President Barack Obama took aim at Republican presidential candidates without citing any by name during a three-day West Coast fundraising swing expected to raise more than $8 million for his re-election campaign.
“These folks who are running for president,” Obama said at a San Francisco fundraiser yesterday with approximately 2,500 people who paid at least $100 each. “Their philosophy is simple: we are better off when everybody fends for themselves and everybody plays by their own set of rules. I’m here to tell them, they’re wrong.”
Obama’s re-election organization and a related Democratic National Committee effort raised a combined $29.1 million in January, his campaign said in a Twitter posting this morning.
During the middle leg of a trip that raised almost $4 million from California donors, Obama sought to position himself as the defender of the middle class and Republicans as those who would seek to destroy it.
“They want to go back to the days when insurance companies could deny coverage, jack up premiums without any reason,” he said. “They want to spend trillions of dollars more on tax breaks for folks like me who don’t need it and aren’t asking for it.”
Obama is pointing to signs that the economy is rebounding as he seeks re-election with an unemployment rate that has been at or above 8 percent for three years. Today he will go to a Boeing Co. factory in Washington to promote his goal of doubling exports to $3.14 trillion by 2015.
Today Obama will also attend a fundraising lunch with 65 people at the home of Costco Wholesale Corp co-founder Jeff Brotman and his wife Susan in Medina, Washington, and a reception later in Bellevue, Washington. The two events expected to bring in at least $1.6 million.
California is the biggest electoral prize in presidential politics and Obama won there by 24 percentage points in 2008. It’s also been the biggest source of cash for his campaign, according to the Center for Responsive Politics, a Washington-based group that tracks political money.
Obama listed the accomplishments of his first term, including the health care overhaul, the auto bailout and the repeal of Don’t Ask Don’t Tell at a fundraising dinner yesterday with approximately 70 people at the San Francisco home of Nicola Miner, daughter of the Oracle Corp. co-founder Robert Miner, and her husband, novelist Robert Mailer Anderson. Tickets for the dinner cost $35,800.
Singer Al Green performed his 1971 hit, “Let’s Stay Together” at the dinner. The song is on the campaign’s official 2012 playlist and Obama crooned the first line of the song at an event at New York’s Apollo Theater last month.

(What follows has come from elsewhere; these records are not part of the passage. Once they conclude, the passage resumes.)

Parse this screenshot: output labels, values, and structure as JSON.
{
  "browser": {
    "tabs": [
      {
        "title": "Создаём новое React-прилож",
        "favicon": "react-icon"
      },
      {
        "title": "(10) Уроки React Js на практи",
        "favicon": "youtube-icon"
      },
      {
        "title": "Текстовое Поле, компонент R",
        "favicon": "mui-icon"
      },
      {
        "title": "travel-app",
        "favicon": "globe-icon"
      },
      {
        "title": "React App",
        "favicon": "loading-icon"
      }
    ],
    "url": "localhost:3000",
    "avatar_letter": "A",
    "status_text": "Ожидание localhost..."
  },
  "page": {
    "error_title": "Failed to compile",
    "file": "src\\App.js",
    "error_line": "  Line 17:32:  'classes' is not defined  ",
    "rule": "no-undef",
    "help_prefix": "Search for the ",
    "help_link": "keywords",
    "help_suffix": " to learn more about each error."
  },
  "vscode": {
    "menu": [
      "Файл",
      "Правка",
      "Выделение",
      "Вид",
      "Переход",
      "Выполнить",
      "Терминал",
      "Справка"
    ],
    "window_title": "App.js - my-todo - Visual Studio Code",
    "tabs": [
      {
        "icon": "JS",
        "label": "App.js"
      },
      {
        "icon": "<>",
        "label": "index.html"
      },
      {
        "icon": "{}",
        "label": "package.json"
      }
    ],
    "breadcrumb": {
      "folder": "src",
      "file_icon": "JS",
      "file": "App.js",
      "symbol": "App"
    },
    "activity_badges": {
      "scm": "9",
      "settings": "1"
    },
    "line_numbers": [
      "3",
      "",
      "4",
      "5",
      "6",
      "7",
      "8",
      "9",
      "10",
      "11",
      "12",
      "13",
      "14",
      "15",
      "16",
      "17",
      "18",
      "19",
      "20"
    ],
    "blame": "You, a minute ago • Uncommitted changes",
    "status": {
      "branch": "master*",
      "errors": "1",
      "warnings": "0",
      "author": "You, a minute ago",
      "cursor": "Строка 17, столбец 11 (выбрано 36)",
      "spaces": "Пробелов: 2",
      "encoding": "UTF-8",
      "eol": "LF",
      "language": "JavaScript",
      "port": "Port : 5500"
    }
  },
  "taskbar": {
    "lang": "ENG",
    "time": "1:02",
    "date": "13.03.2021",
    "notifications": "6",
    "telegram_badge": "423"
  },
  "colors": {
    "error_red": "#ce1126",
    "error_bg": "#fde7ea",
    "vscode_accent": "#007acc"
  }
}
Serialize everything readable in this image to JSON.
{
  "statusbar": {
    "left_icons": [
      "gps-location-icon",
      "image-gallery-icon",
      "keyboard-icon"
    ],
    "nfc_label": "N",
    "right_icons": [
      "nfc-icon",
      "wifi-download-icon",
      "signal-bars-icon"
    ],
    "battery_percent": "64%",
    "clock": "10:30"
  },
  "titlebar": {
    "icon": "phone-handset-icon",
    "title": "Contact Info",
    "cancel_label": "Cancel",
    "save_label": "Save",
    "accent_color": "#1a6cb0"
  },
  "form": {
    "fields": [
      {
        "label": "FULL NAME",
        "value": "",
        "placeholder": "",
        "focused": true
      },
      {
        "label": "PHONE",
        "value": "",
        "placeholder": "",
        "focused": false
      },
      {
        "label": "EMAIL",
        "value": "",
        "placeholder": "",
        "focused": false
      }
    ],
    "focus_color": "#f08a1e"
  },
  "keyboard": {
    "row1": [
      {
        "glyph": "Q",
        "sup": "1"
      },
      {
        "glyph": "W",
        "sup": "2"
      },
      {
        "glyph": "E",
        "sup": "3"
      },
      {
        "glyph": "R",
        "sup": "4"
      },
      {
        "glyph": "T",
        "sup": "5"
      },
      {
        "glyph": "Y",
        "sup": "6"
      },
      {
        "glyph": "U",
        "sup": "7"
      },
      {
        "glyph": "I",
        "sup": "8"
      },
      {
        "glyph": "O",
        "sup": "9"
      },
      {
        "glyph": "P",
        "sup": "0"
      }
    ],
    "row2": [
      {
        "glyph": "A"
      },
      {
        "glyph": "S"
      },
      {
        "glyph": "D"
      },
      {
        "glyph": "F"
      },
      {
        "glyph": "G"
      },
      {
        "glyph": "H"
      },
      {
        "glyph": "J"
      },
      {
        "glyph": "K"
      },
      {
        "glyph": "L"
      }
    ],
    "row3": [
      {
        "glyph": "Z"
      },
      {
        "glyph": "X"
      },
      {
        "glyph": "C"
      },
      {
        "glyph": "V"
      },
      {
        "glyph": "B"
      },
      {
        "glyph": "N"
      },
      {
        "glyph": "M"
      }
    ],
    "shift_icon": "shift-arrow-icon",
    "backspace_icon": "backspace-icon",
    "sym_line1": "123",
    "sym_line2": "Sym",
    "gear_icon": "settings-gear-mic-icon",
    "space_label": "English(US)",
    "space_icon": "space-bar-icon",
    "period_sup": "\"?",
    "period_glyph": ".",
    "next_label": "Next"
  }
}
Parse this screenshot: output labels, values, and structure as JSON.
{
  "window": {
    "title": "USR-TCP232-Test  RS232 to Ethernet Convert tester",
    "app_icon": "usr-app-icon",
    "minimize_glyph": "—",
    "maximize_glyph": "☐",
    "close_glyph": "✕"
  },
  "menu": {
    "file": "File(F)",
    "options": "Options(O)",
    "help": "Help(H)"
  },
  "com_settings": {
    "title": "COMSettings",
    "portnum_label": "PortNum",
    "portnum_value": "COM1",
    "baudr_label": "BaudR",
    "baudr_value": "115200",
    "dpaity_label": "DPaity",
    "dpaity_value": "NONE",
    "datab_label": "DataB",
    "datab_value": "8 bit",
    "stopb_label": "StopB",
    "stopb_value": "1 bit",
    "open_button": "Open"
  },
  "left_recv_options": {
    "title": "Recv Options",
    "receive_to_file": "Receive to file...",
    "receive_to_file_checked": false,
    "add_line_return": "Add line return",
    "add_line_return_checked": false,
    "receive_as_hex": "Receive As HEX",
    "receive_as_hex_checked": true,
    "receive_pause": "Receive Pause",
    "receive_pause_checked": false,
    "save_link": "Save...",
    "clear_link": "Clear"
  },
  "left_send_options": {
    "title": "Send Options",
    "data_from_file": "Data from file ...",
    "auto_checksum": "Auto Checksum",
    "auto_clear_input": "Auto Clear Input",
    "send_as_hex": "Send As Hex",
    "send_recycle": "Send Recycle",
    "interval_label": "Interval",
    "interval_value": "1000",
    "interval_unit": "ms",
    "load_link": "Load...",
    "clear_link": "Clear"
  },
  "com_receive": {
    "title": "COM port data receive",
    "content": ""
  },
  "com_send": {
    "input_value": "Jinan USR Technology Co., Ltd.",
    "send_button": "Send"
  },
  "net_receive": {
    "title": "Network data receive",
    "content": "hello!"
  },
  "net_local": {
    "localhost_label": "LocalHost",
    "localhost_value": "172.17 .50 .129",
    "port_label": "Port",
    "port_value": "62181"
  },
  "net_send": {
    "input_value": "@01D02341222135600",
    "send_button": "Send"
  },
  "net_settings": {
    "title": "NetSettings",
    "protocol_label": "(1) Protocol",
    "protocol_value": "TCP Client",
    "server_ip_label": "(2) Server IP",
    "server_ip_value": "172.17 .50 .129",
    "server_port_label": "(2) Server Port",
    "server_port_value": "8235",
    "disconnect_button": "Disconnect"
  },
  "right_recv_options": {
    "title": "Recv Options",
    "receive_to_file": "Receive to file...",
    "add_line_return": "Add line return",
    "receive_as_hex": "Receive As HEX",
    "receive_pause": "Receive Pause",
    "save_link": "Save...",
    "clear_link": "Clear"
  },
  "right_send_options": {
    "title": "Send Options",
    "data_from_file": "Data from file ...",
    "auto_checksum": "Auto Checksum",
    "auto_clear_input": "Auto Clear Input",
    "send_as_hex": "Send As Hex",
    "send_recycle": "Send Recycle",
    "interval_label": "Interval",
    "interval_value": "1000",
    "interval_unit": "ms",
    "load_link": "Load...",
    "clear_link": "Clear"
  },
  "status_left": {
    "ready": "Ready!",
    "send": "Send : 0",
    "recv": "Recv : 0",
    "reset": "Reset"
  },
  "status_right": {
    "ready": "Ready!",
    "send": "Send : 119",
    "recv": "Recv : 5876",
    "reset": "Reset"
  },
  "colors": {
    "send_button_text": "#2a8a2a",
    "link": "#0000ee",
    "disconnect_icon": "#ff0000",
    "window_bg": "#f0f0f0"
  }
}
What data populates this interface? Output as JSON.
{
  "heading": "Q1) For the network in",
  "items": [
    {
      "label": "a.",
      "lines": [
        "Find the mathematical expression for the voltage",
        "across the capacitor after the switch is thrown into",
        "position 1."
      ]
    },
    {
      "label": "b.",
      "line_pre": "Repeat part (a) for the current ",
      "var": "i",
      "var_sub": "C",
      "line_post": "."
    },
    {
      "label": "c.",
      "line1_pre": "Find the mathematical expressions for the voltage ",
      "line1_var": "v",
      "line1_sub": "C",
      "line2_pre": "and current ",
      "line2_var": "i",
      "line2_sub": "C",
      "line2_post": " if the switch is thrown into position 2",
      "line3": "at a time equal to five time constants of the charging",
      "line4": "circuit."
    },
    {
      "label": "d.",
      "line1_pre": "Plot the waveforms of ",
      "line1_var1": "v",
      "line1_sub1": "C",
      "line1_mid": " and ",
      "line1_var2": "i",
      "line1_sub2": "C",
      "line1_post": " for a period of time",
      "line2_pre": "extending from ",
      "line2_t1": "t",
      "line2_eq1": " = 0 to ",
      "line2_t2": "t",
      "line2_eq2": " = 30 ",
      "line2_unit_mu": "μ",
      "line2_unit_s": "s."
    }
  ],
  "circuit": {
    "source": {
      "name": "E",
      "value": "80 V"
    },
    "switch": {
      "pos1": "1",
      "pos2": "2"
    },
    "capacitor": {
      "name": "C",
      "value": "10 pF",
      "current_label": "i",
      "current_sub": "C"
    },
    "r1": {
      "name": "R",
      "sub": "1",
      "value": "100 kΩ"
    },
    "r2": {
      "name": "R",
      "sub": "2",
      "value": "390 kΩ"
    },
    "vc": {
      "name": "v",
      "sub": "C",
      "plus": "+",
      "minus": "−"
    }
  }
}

“I took a chance at the Apollo and I’m not going to take a change again,” he joked. Obama said after he gets re-elected he “might go on tour with the good reverend, be his opening act.”
Earlier yesterday Obama addressed 125 people who paid at least $2,500 per person to attend a luncheon at the Corona Del Mar, California, home of Jeff and Nancy Stack. He is the managing director of Irvine-based developer Sares-Regis Group.
California was hit hard by the recession. The state’s unemployment rate was 11.1 percent in December, compared with the national rate of 8.3 percent in January.
That won’t cool enthusiasm for Obama in the state, said Ari Swiller, an adviser to Los Angeles Mayor Antonio Villaraigosa, a Democrat. California Democrats will be mobilized by issues such as vows by the Republican presidential candidates to repeal the health care overhaul, he said.
‘See the Reality’
“I don’t see any drop off at all, as people are getting more focus on it and starting to see the reality,” Swiller said in an interview.
Obama raised about $3 million for his campaign at two Feb. 15 fundraisers at the Los Angeles estate of soap opera producer Bradley Bell and his wife, Colleen.
After speaking to approximately 1,000 people at a concert featuring the rock band the Foo Fighters Obama attended an 80-person dinner co-hosted by comedian Will Ferrell with celebrity guests including George Clooney and Jim Belushi.